The number of lines holding "input" is all you should give; count them in the records below.

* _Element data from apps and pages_
* * * * *

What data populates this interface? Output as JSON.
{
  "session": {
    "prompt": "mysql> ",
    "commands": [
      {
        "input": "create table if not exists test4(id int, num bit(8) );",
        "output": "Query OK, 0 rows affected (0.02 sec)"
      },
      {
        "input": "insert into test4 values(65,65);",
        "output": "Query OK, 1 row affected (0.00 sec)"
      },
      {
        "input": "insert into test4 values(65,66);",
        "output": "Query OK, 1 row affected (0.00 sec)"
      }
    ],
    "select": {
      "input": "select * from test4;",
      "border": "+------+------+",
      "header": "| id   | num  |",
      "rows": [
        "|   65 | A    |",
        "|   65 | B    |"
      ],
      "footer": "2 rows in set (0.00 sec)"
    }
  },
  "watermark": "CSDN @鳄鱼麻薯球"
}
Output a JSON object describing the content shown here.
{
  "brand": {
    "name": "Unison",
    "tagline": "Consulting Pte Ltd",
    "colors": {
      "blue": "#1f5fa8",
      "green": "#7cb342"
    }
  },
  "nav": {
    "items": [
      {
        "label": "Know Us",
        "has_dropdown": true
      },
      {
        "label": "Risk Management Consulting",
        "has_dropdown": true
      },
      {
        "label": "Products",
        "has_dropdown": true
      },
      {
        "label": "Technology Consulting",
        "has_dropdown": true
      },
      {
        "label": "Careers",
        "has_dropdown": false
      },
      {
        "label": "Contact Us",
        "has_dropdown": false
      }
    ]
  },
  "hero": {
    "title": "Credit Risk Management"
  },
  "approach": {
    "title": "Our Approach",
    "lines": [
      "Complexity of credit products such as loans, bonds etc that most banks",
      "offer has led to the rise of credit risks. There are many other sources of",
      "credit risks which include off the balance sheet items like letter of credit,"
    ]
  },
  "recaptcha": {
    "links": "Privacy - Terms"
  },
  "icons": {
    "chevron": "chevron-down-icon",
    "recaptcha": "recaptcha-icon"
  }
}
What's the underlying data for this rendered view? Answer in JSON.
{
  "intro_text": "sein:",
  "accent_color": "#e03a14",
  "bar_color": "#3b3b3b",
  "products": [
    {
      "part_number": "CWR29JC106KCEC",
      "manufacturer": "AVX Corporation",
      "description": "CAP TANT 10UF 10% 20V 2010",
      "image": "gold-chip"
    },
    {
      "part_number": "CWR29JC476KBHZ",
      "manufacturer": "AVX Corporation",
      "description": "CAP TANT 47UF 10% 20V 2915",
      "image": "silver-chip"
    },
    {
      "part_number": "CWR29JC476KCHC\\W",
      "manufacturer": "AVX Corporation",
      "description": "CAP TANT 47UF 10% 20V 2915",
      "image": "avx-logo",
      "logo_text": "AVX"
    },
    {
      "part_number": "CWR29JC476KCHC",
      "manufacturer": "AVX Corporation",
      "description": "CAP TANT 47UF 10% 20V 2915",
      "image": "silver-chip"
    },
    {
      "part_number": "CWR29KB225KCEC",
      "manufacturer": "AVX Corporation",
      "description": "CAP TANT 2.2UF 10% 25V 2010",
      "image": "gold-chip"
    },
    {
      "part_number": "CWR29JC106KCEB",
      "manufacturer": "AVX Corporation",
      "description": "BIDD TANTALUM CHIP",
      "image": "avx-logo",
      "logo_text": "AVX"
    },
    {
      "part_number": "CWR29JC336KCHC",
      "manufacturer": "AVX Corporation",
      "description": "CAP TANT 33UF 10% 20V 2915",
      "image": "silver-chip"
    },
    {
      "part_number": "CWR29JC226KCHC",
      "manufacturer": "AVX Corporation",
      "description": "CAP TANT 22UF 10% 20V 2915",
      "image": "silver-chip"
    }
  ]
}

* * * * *

* _Answer for this exercise_
4